May 15 (Reuters) - Sterling hit its highest level in almost two weeks versus a weakening dollar and was broadly unchanged against the euro on Wednesday ahead of key U.S. inflation data.

The pound fell on Tuesday after Bank of England (BoE) chief economist Huw Pill said the central bank might be able to consider cutting interest rates over the summer.

Meanwhile, British wages grew more than expected. Still, other figures suggested the labour market is losing some of its inflationary heat, keeping the BoE on alert about when to cut interest rates.

Market bets on future BoE rate cuts remained roughly unchanged, discounting an around 50% chance of a first move in June while fully pricing in a 25 basis point (bps) rate cut in August and more than 50 bps by year-end.

The dollar dipped to a one-month low versus the euro on Wednesday amid lower Treasury yields as traders braced for a key U.S. inflation report later in the day that could dictate the path of Federal Reserve policy.

Sterling rose 0.18% to $1.2610 after hitting $1.2616, its highest level since May 3.

"From here, some modest pound weakness is likely given the UK has more room to cut rates than the European Central Bank (ECB) does, and rate moves are by far the biggest driver of exchange rates at the moment," said Kit Juckes, foreign exchange strategist at SGCIB Bank.

"But in the longer run, rates that are about 150 bps higher than the euro zone’s won’t just cap the euro versus the pound, but help it break lower," he added.
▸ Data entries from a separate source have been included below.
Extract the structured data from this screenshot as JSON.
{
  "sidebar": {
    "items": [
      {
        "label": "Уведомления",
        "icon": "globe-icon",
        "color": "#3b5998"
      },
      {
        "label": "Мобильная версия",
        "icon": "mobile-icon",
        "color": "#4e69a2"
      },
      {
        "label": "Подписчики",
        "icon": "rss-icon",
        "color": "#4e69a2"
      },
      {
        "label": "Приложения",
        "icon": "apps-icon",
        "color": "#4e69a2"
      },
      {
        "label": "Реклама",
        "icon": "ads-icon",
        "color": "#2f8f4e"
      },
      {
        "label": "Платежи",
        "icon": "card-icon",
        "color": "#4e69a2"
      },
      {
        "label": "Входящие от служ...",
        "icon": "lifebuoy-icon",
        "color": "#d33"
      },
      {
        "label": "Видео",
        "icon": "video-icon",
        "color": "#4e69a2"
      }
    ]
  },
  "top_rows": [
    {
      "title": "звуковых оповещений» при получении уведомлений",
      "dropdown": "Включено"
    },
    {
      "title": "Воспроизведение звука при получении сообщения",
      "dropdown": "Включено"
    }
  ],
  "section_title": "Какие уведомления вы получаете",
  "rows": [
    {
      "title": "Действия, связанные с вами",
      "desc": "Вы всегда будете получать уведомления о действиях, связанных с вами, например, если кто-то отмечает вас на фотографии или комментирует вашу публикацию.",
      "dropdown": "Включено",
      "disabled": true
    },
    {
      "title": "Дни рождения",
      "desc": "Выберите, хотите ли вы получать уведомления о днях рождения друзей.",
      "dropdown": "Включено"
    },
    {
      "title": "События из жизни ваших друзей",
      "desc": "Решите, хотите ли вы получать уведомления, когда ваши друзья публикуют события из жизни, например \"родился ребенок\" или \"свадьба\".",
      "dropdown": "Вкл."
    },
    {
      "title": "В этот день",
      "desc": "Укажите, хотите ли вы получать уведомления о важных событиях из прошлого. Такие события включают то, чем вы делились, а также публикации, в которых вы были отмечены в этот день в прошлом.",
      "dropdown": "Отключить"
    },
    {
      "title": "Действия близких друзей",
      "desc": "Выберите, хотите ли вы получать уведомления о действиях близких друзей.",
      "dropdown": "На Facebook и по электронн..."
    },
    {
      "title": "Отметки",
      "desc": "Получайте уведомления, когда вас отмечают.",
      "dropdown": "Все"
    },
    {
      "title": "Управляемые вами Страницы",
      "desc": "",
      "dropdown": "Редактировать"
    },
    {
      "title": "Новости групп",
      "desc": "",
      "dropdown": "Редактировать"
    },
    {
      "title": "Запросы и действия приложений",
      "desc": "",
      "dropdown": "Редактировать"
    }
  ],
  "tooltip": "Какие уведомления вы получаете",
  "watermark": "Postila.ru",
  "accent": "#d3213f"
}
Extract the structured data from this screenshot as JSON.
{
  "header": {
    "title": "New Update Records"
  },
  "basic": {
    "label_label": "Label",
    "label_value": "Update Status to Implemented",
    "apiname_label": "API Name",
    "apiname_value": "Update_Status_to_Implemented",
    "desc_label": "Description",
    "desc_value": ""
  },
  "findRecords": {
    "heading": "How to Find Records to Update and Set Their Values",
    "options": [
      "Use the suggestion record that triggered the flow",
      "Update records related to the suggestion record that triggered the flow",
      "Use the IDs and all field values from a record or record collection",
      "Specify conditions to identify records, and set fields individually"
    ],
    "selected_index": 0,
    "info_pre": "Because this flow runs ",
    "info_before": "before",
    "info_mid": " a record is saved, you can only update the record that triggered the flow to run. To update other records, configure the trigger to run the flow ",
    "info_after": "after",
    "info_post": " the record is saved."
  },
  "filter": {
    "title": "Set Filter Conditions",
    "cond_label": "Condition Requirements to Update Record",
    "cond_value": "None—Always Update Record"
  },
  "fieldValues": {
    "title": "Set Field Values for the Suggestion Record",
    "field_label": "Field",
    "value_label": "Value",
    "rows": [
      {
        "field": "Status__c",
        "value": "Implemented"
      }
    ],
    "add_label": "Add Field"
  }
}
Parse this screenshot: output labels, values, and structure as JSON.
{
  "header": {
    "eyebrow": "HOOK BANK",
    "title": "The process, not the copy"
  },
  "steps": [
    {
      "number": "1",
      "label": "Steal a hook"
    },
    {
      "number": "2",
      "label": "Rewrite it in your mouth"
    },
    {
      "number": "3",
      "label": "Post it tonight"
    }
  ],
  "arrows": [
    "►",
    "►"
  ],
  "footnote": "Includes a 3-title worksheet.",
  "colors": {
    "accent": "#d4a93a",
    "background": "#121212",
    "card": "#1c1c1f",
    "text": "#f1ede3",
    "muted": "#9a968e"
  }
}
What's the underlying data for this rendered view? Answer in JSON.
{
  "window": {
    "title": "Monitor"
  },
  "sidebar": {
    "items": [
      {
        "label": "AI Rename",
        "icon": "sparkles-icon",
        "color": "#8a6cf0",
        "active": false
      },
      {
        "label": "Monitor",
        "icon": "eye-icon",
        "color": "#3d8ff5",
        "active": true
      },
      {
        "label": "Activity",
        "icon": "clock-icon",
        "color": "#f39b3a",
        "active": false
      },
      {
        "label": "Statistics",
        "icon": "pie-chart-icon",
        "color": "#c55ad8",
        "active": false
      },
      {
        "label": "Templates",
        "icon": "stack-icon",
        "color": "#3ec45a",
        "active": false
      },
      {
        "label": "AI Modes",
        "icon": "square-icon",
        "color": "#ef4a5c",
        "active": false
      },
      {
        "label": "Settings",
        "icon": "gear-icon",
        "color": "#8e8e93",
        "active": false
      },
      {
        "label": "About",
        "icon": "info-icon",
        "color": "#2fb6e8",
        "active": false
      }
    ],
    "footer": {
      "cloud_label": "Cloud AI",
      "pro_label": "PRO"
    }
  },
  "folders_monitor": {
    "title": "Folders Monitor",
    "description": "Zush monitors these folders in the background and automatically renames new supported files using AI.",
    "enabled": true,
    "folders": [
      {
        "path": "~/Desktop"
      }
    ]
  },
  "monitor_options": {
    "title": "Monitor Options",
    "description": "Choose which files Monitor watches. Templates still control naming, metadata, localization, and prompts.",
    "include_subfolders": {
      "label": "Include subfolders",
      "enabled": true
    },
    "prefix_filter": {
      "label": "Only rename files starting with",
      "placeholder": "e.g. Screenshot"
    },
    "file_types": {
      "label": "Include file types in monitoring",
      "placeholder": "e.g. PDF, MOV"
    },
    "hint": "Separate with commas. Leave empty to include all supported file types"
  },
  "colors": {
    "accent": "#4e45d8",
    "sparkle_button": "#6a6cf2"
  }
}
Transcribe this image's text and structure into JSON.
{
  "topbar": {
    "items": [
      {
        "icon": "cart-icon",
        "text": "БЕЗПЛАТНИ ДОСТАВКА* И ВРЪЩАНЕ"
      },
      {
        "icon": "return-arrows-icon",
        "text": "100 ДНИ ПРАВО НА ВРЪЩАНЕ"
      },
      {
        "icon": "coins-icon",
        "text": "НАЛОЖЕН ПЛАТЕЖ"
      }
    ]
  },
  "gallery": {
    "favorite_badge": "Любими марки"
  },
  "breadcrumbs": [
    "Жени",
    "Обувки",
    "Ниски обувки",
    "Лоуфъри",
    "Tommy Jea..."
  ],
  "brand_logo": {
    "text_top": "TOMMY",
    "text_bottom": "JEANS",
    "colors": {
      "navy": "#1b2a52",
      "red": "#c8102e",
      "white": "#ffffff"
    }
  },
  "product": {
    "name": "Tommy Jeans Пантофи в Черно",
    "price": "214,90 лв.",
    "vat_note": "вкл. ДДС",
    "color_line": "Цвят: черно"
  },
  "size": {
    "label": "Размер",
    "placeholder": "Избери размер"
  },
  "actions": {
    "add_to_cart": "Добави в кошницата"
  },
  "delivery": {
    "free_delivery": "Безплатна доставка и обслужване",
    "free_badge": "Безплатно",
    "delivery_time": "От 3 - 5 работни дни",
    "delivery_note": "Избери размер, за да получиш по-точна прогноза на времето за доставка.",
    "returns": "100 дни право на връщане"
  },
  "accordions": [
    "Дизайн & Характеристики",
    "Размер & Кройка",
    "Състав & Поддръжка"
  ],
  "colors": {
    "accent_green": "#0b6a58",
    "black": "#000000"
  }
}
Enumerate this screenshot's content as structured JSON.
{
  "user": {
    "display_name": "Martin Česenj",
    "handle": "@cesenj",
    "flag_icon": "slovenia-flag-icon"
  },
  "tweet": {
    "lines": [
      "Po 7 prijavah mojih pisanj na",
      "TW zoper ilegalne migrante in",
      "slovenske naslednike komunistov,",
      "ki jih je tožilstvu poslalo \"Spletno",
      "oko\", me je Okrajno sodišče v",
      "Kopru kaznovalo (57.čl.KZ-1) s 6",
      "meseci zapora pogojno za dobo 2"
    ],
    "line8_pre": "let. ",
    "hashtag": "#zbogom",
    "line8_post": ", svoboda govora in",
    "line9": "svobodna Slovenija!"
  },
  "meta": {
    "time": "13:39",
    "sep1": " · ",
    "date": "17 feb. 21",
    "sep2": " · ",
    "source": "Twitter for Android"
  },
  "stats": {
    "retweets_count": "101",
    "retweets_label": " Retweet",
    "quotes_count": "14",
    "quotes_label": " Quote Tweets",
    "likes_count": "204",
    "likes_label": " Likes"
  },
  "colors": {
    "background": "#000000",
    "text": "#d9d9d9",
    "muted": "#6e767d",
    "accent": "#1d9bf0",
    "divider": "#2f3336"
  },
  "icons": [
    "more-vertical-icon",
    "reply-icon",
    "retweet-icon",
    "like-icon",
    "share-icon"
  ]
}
Sterling rose 0.01% against the single currency to 85.90 pence per euro.

(Reporting by Stefano Rebaudo; editing by Emelia Sithole-Matarise)